Is CBT Therapy Effective?

Is CBT Therapy Effective?

Cognitive Behavioral Therapy is an evidenced-based treatment for a variety of mental disorders. CBT has two underlying tenets: our thoughts have an impact on our emotions and behaviors, and our behaviors can impact our thoughts and emotions. Due to the interconnectedness of our thoughts, emotions, and behaviors, CBT therapy helps people recognize and change maladaptive automatic thoughts or behaviors. This change occurs through disrupting automatic thoughts, challenging cognitive errors, breaking behavioral patterns like avoidance, and building coping skills. CBT therapy has been shown to be effective in the treatment of:

  • Depression

  • Anxiety

  • Attention-Deficit/Hyperactivity Disorder

  • Post Traumatic Stress Disorder

  • Obsessive Compulsive Disorder

  • Bipolar Disorder

  • Insomnia

  • Chronic Pain

  • Grief

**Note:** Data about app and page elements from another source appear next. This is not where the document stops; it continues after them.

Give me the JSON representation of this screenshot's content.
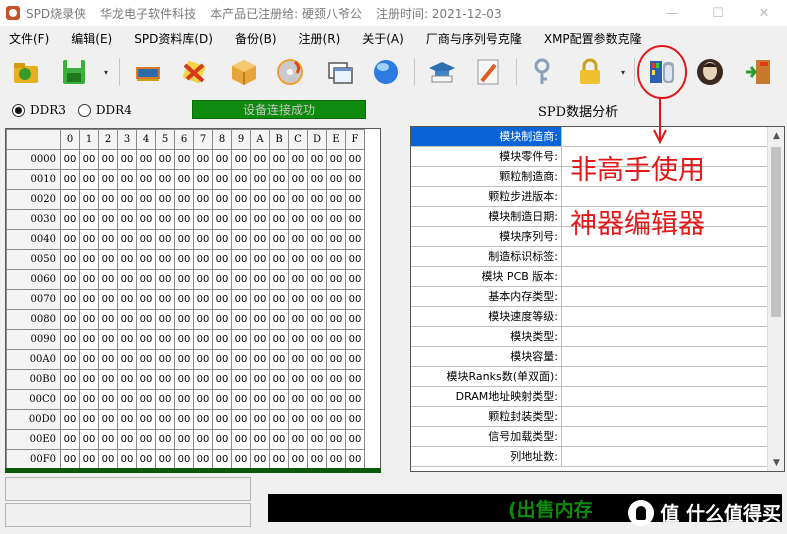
{
  "titlebar": {
    "app_name": "SPD烧录侠",
    "company": "华龙电子软件科技",
    "registration": "本产品已注册给: 硬颈八爷公",
    "reg_time": "注册时间: 2021-12-03",
    "minimize": "—",
    "maximize": "☐",
    "close": "✕"
  },
  "menu": [
    "文件(F)",
    "编辑(E)",
    "SPD资料库(D)",
    "备份(B)",
    "注册(R)",
    "关于(A)",
    "厂商与序列号克隆",
    "XMP配置参数克隆"
  ],
  "toolbar": {
    "dropdown_glyph": "▾",
    "icons": [
      "open-folder-icon",
      "save-disk-icon",
      "chip-icon",
      "eraser-icon",
      "package-box-icon",
      "cd-burn-icon",
      "window-copy-icon",
      "globe-icon",
      "graduation-cap-icon",
      "pen-edit-icon",
      "key-icon",
      "padlock-icon",
      "spd-editor-tool-icon",
      "avatar-icon",
      "exit-door-icon"
    ]
  },
  "ddr": {
    "options": [
      "DDR3",
      "DDR4"
    ],
    "selected": "DDR3"
  },
  "status_text": "设备连接成功",
  "spd_title": "SPD数据分析",
  "hex": {
    "col_headers": [
      "0",
      "1",
      "2",
      "3",
      "4",
      "5",
      "6",
      "7",
      "8",
      "9",
      "A",
      "B",
      "C",
      "D",
      "E",
      "F"
    ],
    "row_headers": [
      "0000",
      "0010",
      "0020",
      "0030",
      "0040",
      "0050",
      "0060",
      "0070",
      "0080",
      "0090",
      "00A0",
      "00B0",
      "00C0",
      "00D0",
      "00E0",
      "00F0"
    ],
    "cell_value": "00"
  },
  "spd_fields": [
    "模块制造商:",
    "模块零件号:",
    "颗粒制造商:",
    "颗粒步进版本:",
    "模块制造日期:",
    "模块序列号:",
    "制造标识标签:",
    "模块 PCB 版本:",
    "基本内存类型:",
    "模块速度等级:",
    "模块类型:",
    "模块容量:",
    "模块Ranks数(单双面):",
    "DRAM地址映射类型:",
    "颗粒封装类型:",
    "信号加载类型:",
    "列地址数:"
  ],
  "scroll": {
    "up": "▲",
    "down": "▼"
  },
  "annotation": {
    "line1": "非高手使用",
    "line2": "神器编辑器",
    "color": "#e01a1a"
  },
  "marquee_text": "(出售内存",
  "watermark": "值 什么值得买",
  "colors": {
    "status_green": "#0e8a0e",
    "selection_blue": "#0a64d8",
    "marquee_green": "#0b8a0b"
  }
}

Anxiety is an issue commonly treated by CBT therapy due to the fact that thoughts are often associated with emotional reactions. For example, imagine getting invited to a party and the thought pops up, “I won’t have anyone to talk to at this party.” This thought can stimulate an emotional response (anxiety, tension, maybe even nausea), and then the behavioral response of declining the invitation can arise. This is a classic example of social anxiety and the avoidant response outlined here is detrimental for multiple reasons. In addition to avoiding the social event altogether, the person also reinforced avoidance in the future (meaning it is likely to be used again). Over time, this can lead to isolation and other mental health difficulties. Cognitive Behavioral Therapy would target each core process involved in this situation-thoughts, feelings, and behaviors. For example, the therapist could focus on the identification of anxiety thoughts and teach relaxation exercises to reduce anxious emotions or institute behavioral plans to get past the avoidance. By intervening with thoughts, feelings, and behaviors, CBT therapy helps people live the life they want to live. 

CBT therapy is a problem-oriented therapy that is often a shorter duration than traditional therapy. Sessions typically last 50-55 minutes and occur weekly for anywhere between 5 and 20 sessions. Depending on the severity of the issue, treatment length can be longer and is agreed upon by both therapist and client. Because CBT is problem-focused, there may be uncomfortable moments while challenging engrained thought patterns or behavioral routines. Your therapist will be there to help guide you through such moments. CBT therapy utilizes various interventions that are practiced in session and also outside of session. CBT utilizes homework sent home each week to further refine skills in utilizing the interventions. For example, a common CBT homework assignment is a Thought Record. Thought Records help identify and clarify patterns in our thinking that may be leading to unhealthy emotional responses or behaviors. 

To become a new client at Heritage and begin working with one of our CBT therapists, please call us at 214-363-2345. An intake specialist will gather information about your presenting problem and preferences for a therapist. Our intake team will then pair you with the best fit for you and an initial appointment will be scheduled. Before the initial appointment, standard paperwork will be sent to you for completion, and at your initial appointment, you will have an hour and a half to discuss your reasons for seeking therapy and develop a treatment plan with your therapist. From there, weekly sessions will focus on helping you improve your cognitions, emotions, and behaviors. 

The benefits of CBT therapy are many. Due to its shorter duration, CBT is ideal for individuals that want a shorter therapeutic relationship while still making significant progress. Additionally, because CBT therapy does not last years, the cost of therapy is reduced versus someone in a long-term therapeutic relationship. The benefits of CBT have also been shown to extend beyond the graduation session of a therapeutic relationship. Because you learn skills to manage thoughts, and emotions better, and modify behaviors, you can implement those skills even after therapy ends should something else arise. CBT is also a beneficial intervention for those suffering from multiple issues due to the fact that it has been shown to be effective with multiple mental disorders. Additionally, CBT has been shown to be an effective intervention both in person or through a telehealth medium and has been shown to give long-term results. 

CBT is an excellent option if you are struggling with anxiety, depression, insomnia, trauma, obsessive-compulsive disorder, or ADHD. CBT therapy is an excellent fit for those that want a shorter therapeutic relationship and are motivated to be problem-focused in therapy. CBT can help you learn how to better manage those intrusive thoughts that lead to unhealthy emotional or behavioral responses. If you think CBT therapy would be the right fit for you, or if you have questions about CBT or Heritage in general, please do not hesitate to reach out to us at 214-363-2345.